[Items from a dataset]
▶
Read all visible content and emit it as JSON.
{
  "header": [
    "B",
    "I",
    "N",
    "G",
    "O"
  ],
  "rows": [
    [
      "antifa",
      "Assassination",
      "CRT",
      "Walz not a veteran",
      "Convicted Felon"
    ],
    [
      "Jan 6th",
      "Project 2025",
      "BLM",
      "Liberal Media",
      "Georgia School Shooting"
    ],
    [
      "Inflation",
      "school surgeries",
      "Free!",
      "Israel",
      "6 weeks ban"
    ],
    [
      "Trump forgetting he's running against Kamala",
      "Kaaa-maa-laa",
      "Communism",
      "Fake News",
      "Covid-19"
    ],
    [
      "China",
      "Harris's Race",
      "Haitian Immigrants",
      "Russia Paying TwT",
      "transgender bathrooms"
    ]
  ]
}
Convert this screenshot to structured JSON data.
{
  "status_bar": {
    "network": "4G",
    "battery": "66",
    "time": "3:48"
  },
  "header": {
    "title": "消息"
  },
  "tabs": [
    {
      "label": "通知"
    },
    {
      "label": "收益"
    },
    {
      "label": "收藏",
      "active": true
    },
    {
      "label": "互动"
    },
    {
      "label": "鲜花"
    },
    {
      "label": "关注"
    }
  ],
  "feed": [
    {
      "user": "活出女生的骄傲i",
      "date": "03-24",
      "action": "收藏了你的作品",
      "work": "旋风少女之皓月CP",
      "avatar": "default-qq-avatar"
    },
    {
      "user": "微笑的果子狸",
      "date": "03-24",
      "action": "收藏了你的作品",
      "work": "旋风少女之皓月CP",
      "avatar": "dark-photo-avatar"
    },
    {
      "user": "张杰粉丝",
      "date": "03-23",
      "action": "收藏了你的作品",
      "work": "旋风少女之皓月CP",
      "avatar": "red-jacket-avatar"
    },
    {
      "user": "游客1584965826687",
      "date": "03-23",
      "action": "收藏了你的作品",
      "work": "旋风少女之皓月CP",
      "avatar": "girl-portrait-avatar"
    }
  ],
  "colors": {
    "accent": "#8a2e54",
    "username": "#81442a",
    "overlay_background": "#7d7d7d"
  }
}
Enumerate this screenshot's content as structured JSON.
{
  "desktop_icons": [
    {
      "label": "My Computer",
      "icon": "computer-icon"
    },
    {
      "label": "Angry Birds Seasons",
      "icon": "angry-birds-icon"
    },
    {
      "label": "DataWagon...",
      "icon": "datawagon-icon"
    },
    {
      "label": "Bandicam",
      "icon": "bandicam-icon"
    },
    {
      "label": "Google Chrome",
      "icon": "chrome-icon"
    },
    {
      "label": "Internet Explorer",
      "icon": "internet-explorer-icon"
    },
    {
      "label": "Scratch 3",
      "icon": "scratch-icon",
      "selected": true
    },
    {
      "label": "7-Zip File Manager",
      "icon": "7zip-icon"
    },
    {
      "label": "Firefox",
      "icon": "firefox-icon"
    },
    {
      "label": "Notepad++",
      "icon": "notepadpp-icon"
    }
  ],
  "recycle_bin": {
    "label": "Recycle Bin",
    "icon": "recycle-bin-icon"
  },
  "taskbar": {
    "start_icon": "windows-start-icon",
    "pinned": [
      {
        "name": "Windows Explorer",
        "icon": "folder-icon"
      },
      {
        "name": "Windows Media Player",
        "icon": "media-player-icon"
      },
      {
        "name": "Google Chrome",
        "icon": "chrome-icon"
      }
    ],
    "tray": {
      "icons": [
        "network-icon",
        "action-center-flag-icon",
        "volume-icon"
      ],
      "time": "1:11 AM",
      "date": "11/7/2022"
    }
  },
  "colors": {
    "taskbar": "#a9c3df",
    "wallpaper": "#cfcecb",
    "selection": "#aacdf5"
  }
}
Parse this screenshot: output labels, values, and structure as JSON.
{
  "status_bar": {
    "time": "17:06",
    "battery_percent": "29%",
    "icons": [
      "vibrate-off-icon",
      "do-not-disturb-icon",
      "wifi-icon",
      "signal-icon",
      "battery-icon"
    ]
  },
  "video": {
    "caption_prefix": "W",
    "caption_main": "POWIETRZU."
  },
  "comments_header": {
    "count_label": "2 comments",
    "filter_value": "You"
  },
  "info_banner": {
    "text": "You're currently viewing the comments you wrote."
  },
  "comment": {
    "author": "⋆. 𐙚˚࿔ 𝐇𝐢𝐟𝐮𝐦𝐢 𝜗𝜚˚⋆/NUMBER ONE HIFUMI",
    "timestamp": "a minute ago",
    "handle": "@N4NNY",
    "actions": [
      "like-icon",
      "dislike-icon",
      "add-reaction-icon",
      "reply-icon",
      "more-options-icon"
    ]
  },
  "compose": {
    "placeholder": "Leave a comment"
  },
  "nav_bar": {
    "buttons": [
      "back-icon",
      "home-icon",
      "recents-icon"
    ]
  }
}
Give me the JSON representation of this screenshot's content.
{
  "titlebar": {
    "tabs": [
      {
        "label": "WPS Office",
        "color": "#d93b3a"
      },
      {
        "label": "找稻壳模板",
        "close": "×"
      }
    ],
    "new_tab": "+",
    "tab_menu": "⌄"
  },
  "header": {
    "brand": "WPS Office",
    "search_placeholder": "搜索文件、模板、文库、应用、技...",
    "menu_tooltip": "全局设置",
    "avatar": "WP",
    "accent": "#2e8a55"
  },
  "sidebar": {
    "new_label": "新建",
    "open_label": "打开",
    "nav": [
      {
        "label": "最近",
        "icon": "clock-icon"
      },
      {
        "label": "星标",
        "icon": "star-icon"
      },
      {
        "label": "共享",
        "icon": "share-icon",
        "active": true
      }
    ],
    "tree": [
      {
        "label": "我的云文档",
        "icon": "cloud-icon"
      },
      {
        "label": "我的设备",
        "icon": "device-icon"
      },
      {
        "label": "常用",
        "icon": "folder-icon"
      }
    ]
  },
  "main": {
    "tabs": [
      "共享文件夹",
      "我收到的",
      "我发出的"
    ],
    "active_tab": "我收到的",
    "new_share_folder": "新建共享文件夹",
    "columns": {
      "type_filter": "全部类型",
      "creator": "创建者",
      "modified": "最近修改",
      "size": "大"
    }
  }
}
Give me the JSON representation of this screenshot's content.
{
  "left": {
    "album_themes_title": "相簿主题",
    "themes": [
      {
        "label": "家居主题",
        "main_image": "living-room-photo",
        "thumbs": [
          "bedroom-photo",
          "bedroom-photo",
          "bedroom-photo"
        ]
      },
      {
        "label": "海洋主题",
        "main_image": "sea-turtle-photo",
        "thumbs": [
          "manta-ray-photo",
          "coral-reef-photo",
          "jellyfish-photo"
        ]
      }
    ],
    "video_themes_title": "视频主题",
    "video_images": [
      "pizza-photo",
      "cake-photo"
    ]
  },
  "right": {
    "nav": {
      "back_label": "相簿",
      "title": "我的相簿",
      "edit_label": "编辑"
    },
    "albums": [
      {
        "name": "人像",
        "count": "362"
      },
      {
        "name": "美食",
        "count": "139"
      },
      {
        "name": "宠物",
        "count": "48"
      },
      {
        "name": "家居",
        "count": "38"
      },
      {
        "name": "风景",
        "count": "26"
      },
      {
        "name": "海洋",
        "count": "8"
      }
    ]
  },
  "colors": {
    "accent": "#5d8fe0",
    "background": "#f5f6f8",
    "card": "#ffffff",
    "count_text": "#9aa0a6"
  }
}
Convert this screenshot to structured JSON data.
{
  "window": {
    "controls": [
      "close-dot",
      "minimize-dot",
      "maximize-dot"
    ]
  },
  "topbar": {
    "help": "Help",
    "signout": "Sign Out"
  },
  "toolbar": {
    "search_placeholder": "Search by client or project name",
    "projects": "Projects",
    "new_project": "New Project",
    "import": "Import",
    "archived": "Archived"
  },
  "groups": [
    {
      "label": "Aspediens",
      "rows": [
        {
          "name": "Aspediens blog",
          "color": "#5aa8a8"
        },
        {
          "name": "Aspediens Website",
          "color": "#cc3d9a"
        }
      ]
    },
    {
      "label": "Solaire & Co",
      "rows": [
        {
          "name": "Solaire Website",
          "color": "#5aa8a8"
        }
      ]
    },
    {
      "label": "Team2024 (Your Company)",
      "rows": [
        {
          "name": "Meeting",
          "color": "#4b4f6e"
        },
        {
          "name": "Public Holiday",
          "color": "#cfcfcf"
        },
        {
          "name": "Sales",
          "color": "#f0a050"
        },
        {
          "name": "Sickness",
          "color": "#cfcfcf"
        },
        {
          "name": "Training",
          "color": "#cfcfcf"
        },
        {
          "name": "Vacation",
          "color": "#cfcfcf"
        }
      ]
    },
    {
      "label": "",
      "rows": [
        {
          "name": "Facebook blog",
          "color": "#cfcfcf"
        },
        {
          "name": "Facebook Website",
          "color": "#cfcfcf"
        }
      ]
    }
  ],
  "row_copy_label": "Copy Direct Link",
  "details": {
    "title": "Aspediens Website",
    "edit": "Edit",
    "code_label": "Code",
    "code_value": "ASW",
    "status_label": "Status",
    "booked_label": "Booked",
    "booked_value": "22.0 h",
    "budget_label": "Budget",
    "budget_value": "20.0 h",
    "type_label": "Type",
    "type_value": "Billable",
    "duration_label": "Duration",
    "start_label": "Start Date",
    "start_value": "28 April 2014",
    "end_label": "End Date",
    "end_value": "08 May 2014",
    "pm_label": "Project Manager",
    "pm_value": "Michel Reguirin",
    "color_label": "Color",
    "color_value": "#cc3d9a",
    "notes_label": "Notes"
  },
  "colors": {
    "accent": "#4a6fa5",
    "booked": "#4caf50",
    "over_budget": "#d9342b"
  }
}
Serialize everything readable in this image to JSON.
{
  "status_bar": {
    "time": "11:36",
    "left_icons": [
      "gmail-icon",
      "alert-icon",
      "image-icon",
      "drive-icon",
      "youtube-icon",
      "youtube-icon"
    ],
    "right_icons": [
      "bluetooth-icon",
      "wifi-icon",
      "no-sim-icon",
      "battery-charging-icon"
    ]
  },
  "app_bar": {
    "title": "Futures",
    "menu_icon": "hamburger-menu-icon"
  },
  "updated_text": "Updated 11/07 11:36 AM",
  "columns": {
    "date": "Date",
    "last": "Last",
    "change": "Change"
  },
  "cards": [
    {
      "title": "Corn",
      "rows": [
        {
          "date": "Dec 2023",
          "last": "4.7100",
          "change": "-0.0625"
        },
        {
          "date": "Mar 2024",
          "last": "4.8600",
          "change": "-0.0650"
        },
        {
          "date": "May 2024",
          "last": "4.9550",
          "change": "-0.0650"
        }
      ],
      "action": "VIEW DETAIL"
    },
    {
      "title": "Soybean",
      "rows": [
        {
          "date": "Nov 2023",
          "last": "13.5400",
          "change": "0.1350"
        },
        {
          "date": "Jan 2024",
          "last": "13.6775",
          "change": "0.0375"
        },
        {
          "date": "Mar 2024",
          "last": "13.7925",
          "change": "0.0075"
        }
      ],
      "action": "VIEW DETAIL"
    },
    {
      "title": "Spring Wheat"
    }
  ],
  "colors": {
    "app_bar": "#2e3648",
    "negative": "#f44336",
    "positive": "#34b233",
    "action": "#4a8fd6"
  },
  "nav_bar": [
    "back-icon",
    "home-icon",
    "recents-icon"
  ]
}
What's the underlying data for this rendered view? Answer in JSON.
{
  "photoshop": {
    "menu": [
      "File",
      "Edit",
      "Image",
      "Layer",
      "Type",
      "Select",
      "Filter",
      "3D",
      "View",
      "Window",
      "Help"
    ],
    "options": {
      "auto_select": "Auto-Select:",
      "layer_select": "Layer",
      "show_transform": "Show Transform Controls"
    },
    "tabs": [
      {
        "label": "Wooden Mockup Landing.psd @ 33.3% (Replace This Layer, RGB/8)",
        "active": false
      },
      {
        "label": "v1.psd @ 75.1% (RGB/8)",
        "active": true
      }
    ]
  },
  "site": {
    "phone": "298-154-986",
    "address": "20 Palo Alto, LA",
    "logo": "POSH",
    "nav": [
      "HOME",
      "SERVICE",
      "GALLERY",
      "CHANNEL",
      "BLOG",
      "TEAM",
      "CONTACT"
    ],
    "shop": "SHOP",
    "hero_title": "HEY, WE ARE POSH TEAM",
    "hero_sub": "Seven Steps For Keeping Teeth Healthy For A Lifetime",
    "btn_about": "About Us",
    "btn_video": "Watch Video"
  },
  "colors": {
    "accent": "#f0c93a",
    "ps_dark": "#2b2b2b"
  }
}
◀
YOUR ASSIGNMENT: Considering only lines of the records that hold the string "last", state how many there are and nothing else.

WRITTEN RESPONSE: 7